Available records ->
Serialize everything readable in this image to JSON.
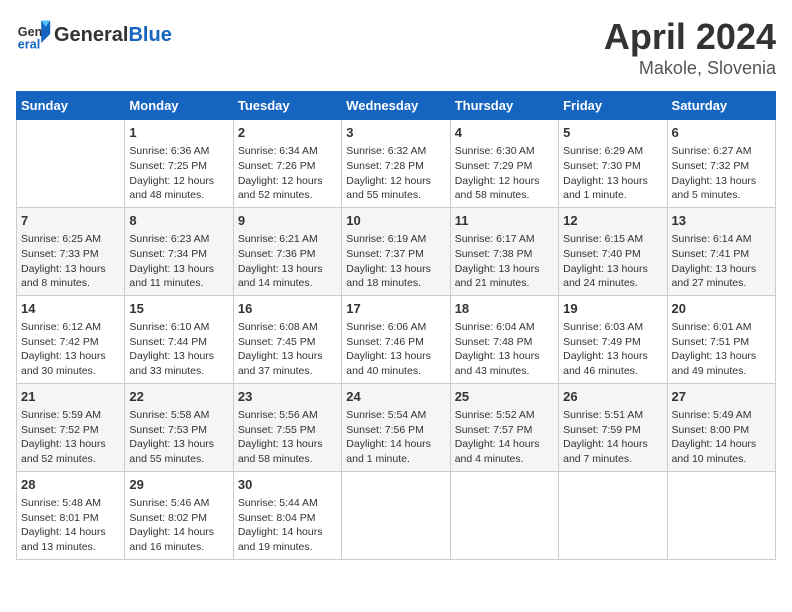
{
  "header": {
    "logo_general": "General",
    "logo_blue": "Blue",
    "title": "April 2024",
    "subtitle": "Makole, Slovenia"
  },
  "days_of_week": [
    "Sunday",
    "Monday",
    "Tuesday",
    "Wednesday",
    "Thursday",
    "Friday",
    "Saturday"
  ],
  "weeks": [
    [
      {
        "num": "",
        "info": ""
      },
      {
        "num": "1",
        "info": "Sunrise: 6:36 AM\nSunset: 7:25 PM\nDaylight: 12 hours\nand 48 minutes."
      },
      {
        "num": "2",
        "info": "Sunrise: 6:34 AM\nSunset: 7:26 PM\nDaylight: 12 hours\nand 52 minutes."
      },
      {
        "num": "3",
        "info": "Sunrise: 6:32 AM\nSunset: 7:28 PM\nDaylight: 12 hours\nand 55 minutes."
      },
      {
        "num": "4",
        "info": "Sunrise: 6:30 AM\nSunset: 7:29 PM\nDaylight: 12 hours\nand 58 minutes."
      },
      {
        "num": "5",
        "info": "Sunrise: 6:29 AM\nSunset: 7:30 PM\nDaylight: 13 hours\nand 1 minute."
      },
      {
        "num": "6",
        "info": "Sunrise: 6:27 AM\nSunset: 7:32 PM\nDaylight: 13 hours\nand 5 minutes."
      }
    ],
    [
      {
        "num": "7",
        "info": "Sunrise: 6:25 AM\nSunset: 7:33 PM\nDaylight: 13 hours\nand 8 minutes."
      },
      {
        "num": "8",
        "info": "Sunrise: 6:23 AM\nSunset: 7:34 PM\nDaylight: 13 hours\nand 11 minutes."
      },
      {
        "num": "9",
        "info": "Sunrise: 6:21 AM\nSunset: 7:36 PM\nDaylight: 13 hours\nand 14 minutes."
      },
      {
        "num": "10",
        "info": "Sunrise: 6:19 AM\nSunset: 7:37 PM\nDaylight: 13 hours\nand 18 minutes."
      },
      {
        "num": "11",
        "info": "Sunrise: 6:17 AM\nSunset: 7:38 PM\nDaylight: 13 hours\nand 21 minutes."
      },
      {
        "num": "12",
        "info": "Sunrise: 6:15 AM\nSunset: 7:40 PM\nDaylight: 13 hours\nand 24 minutes."
      },
      {
        "num": "13",
        "info": "Sunrise: 6:14 AM\nSunset: 7:41 PM\nDaylight: 13 hours\nand 27 minutes."
      }
    ],
    [
      {
        "num": "14",
        "info": "Sunrise: 6:12 AM\nSunset: 7:42 PM\nDaylight: 13 hours\nand 30 minutes."
      },
      {
        "num": "15",
        "info": "Sunrise: 6:10 AM\nSunset: 7:44 PM\nDaylight: 13 hours\nand 33 minutes."
      },
      {
        "num": "16",
        "info": "Sunrise: 6:08 AM\nSunset: 7:45 PM\nDaylight: 13 hours\nand 37 minutes."
      },
      {
        "num": "17",
        "info": "Sunrise: 6:06 AM\nSunset: 7:46 PM\nDaylight: 13 hours\nand 40 minutes."
      },
      {
        "num": "18",
        "info": "Sunrise: 6:04 AM\nSunset: 7:48 PM\nDaylight: 13 hours\nand 43 minutes."
      },
      {
        "num": "19",
        "info": "Sunrise: 6:03 AM\nSunset: 7:49 PM\nDaylight: 13 hours\nand 46 minutes."
      },
      {
        "num": "20",
        "info": "Sunrise: 6:01 AM\nSunset: 7:51 PM\nDaylight: 13 hours\nand 49 minutes."
      }
    ],
    [
      {
        "num": "21",
        "info": "Sunrise: 5:59 AM\nSunset: 7:52 PM\nDaylight: 13 hours\nand 52 minutes."
      },
      {
        "num": "22",
        "info": "Sunrise: 5:58 AM\nSunset: 7:53 PM\nDaylight: 13 hours\nand 55 minutes."
      },
      {
        "num": "23",
        "info": "Sunrise: 5:56 AM\nSunset: 7:55 PM\nDaylight: 13 hours\nand 58 minutes."
      },
      {
        "num": "24",
        "info": "Sunrise: 5:54 AM\nSunset: 7:56 PM\nDaylight: 14 hours\nand 1 minute."
      },
      {
        "num": "25",
        "info": "Sunrise: 5:52 AM\nSunset: 7:57 PM\nDaylight: 14 hours\nand 4 minutes."
      },
      {
        "num": "26",
        "info": "Sunrise: 5:51 AM\nSunset: 7:59 PM\nDaylight: 14 hours\nand 7 minutes."
      },
      {
        "num": "27",
        "info": "Sunrise: 5:49 AM\nSunset: 8:00 PM\nDaylight: 14 hours\nand 10 minutes."
      }
    ],
    [
      {
        "num": "28",
        "info": "Sunrise: 5:48 AM\nSunset: 8:01 PM\nDaylight: 14 hours\nand 13 minutes."
      },
      {
        "num": "29",
        "info": "Sunrise: 5:46 AM\nSunset: 8:02 PM\nDaylight: 14 hours\nand 16 minutes."
      },
      {
        "num": "30",
        "info": "Sunrise: 5:44 AM\nSunset: 8:04 PM\nDaylight: 14 hours\nand 19 minutes."
      },
      {
        "num": "",
        "info": ""
      },
      {
        "num": "",
        "info": ""
      },
      {
        "num": "",
        "info": ""
      },
      {
        "num": "",
        "info": ""
      }
    ]
  ]
}
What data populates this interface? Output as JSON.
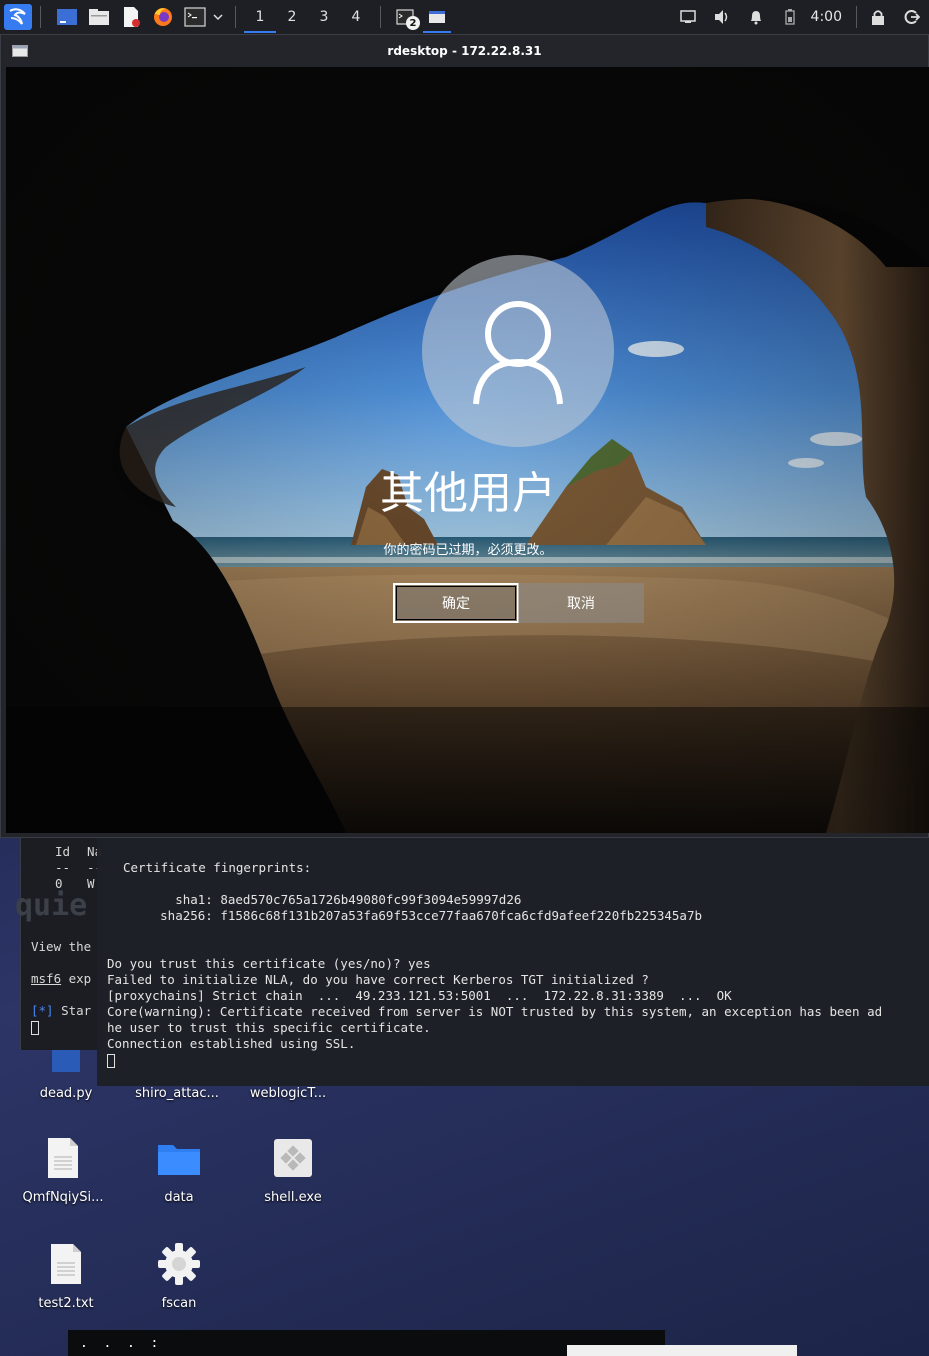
{
  "taskbar": {
    "workspaces": [
      "1",
      "2",
      "3",
      "4"
    ],
    "active_workspace": "1",
    "terminal_badge": "2",
    "clock": "4:00",
    "accent": "#367bf0"
  },
  "rdesktop": {
    "title": "rdesktop - 172.22.8.31",
    "lock_screen": {
      "user": "其他用户",
      "message": "你的密码已过期，必须更改。",
      "ok_button": "确定",
      "cancel_button": "取消"
    }
  },
  "bg_terminal": {
    "header_id": "Id",
    "header_name": "Na",
    "dash1": "--",
    "dash2": "--",
    "row_id": "0",
    "row_name": "W",
    "big_text": "quie",
    "view_line": "View the",
    "msf_link": "msf6",
    "msf_rest": " exp",
    "status_tag": "[*]",
    "status_text": " Star"
  },
  "fg_terminal": {
    "lines": [
      "Certificate fingerprints:",
      "",
      "        sha1: 8aed570c765a1726b49080fc99f3094e59997d26",
      "      sha256: f1586c68f131b207a53fa69f53cce77faa670fca6cfd9afeef220fb225345a7b",
      "",
      "Do you trust this certificate (yes/no)? yes",
      "Failed to initialize NLA, do you have correct Kerberos TGT initialized ?",
      "[proxychains] Strict chain  ...  49.233.121.53:5001  ...  172.22.8.31:3389  ...  OK",
      "Core(warning): Certificate received from server is NOT trusted by this system, an exception has been ad",
      "he user to trust this specific certificate.",
      "Connection established using SSL."
    ]
  },
  "desktop_icons": [
    {
      "label": "dead.py",
      "icon": "python-file-icon"
    },
    {
      "label": "shiro_attac...",
      "icon": "folder-icon"
    },
    {
      "label": "weblogicT...",
      "icon": "folder-icon"
    },
    {
      "label": "QmfNqiySi...",
      "icon": "text-file-icon"
    },
    {
      "label": "data",
      "icon": "folder-icon"
    },
    {
      "label": "shell.exe",
      "icon": "exe-file-icon"
    },
    {
      "label": "test2.txt",
      "icon": "text-file-icon"
    },
    {
      "label": "fscan",
      "icon": "gear-icon"
    }
  ],
  "bottom_window": {
    "text": ".  .  .  :"
  }
}
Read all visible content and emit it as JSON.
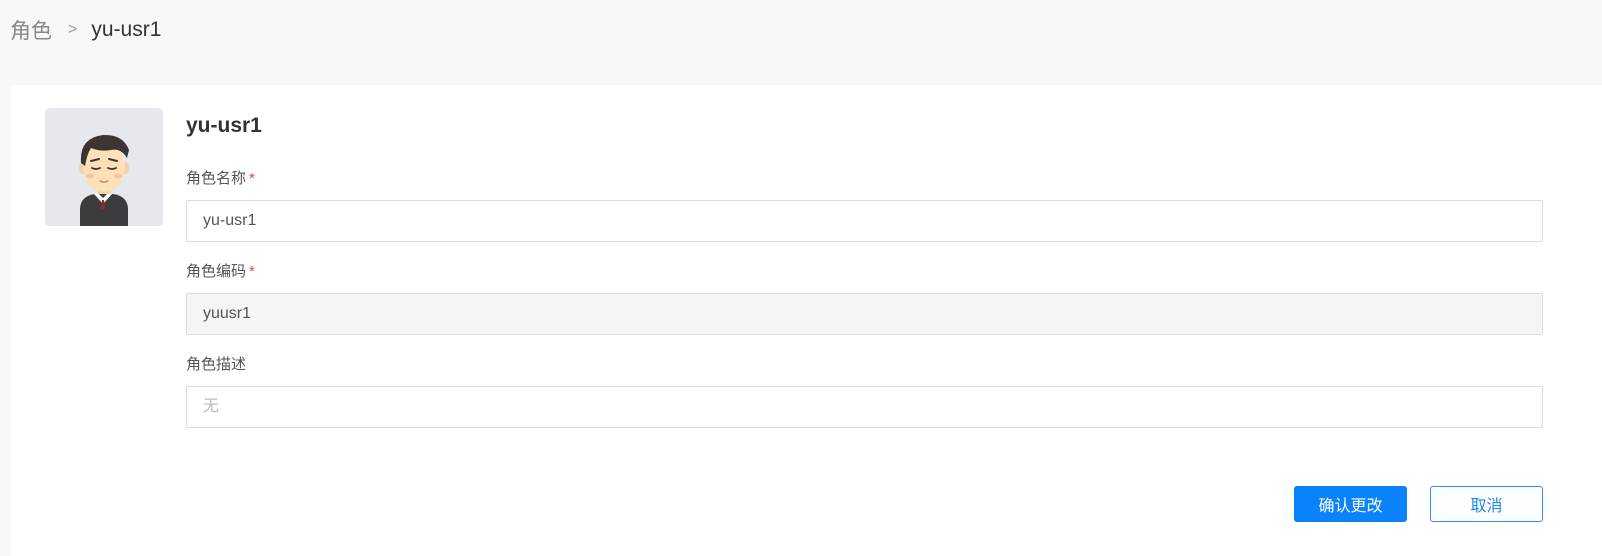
{
  "breadcrumb": {
    "parent": "角色",
    "separator": ">",
    "current": "yu-usr1"
  },
  "avatar": {
    "icon": "user-avatar-icon"
  },
  "role": {
    "title": "yu-usr1"
  },
  "form": {
    "name": {
      "label": "角色名称",
      "required_mark": "*",
      "value": "yu-usr1"
    },
    "code": {
      "label": "角色编码",
      "required_mark": "*",
      "value": "yuusr1"
    },
    "description": {
      "label": "角色描述",
      "value": "",
      "placeholder": "无"
    }
  },
  "actions": {
    "confirm_label": "确认更改",
    "cancel_label": "取消"
  },
  "colors": {
    "primary": "#0a82f9",
    "required": "#e2474c",
    "page_bg": "#f8f8f8"
  }
}
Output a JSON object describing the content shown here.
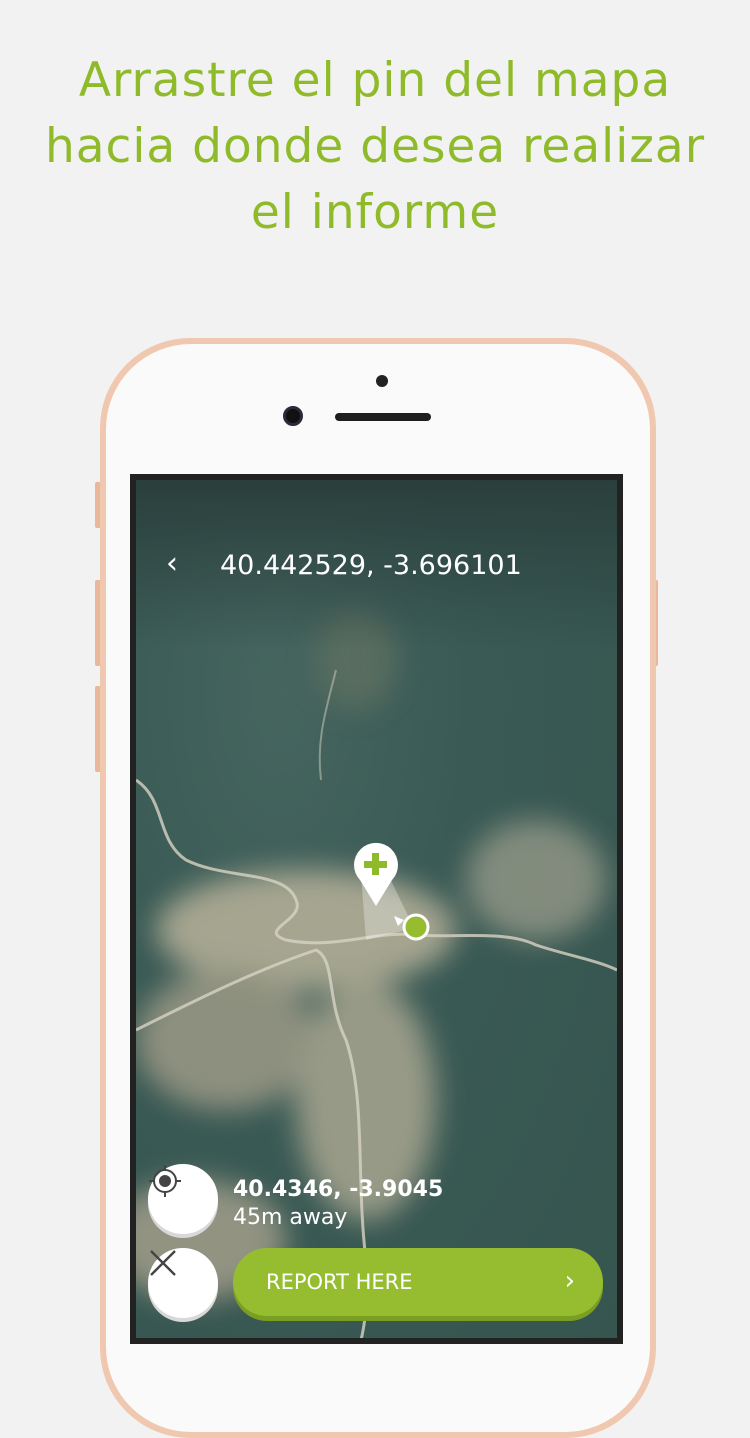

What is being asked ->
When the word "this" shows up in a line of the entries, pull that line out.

Exercise response ->
Serialize everything readable in this image to JSON.
What data populates this interface? Output as JSON.
      "Do you trust this certificate (yes/no)? yes",
      "Core(warning): Certificate received from server is NOT trusted by this system, an exception has been ad",
      "he user to trust this specific certificate.",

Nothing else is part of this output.